6) What does food insecurity mean to you? For us and the families in many of the communities we work with, people define it for themselves by the numbers of meals they can get on the table. Families who struggle with food insecurity are asking themselves, “Can I get 1.5 meals on the table for myself and each of my kids or is it only one today for me and two for them? Should I skip a meal so my children can eat a little more?” Food insecurity is limited access and affordability to any food let alone the types of food that should be eaten to maintain a healthy diet.
7) Tell us, how did you/Wholesome Wave hear about Filling in the Blanks? Wholesome Wave is involved with Filling in the Blanks through a partnership with Stepping Stones Museum for Children’s Camp ELLI program. We’ll be providing 350 preschoolers and their families with vouchers to buy fruits and vegetables at their local ShopRite during the summer months.
8) Why did FITB's mission resonate with you? What motivated you to get involved with FITB?
FITB and Wholesome Wave both have similar motivations. We understand that the services available to people struggling with hunger don’t always cover everything that’s needed for a healthy lifestyle. Together we fill in the blanks to make sure kids not only get enough to eat, but get the food they need to be healthy and happy.
9) What would you like to see in the future for the communities that FITB serves?

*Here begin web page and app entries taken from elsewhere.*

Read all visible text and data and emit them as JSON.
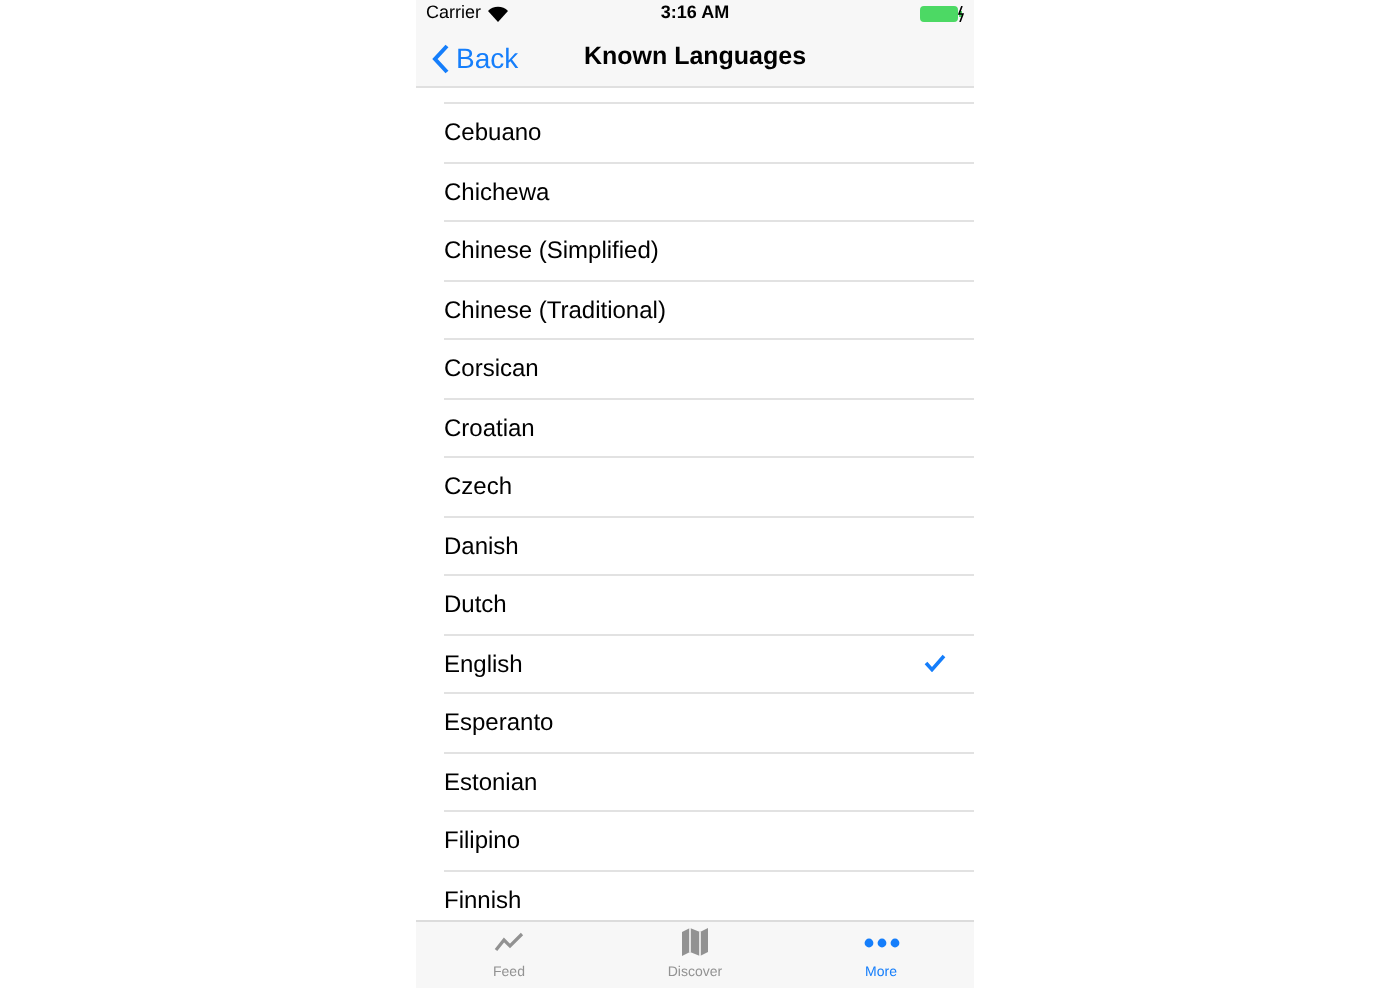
{
  "status_bar": {
    "carrier": "Carrier",
    "time": "3:16 AM"
  },
  "nav": {
    "back": "Back",
    "title": "Known Languages"
  },
  "languages": [
    {
      "name": "Cebuano",
      "selected": false
    },
    {
      "name": "Chichewa",
      "selected": false
    },
    {
      "name": "Chinese (Simplified)",
      "selected": false
    },
    {
      "name": "Chinese (Traditional)",
      "selected": false
    },
    {
      "name": "Corsican",
      "selected": false
    },
    {
      "name": "Croatian",
      "selected": false
    },
    {
      "name": "Czech",
      "selected": false
    },
    {
      "name": "Danish",
      "selected": false
    },
    {
      "name": "Dutch",
      "selected": false
    },
    {
      "name": "English",
      "selected": true
    },
    {
      "name": "Esperanto",
      "selected": false
    },
    {
      "name": "Estonian",
      "selected": false
    },
    {
      "name": "Filipino",
      "selected": false
    },
    {
      "name": "Finnish",
      "selected": false
    }
  ],
  "tabs": [
    {
      "label": "Feed",
      "kind": "feed",
      "selected": false
    },
    {
      "label": "Discover",
      "kind": "discover",
      "selected": false
    },
    {
      "label": "More",
      "kind": "more",
      "selected": true
    }
  ]
}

My dream is a world where no one has to make the choice between paying their rent or putting healthy food on the table. I would love to see fruits and vegetables become affordable for everyone, regardless of income.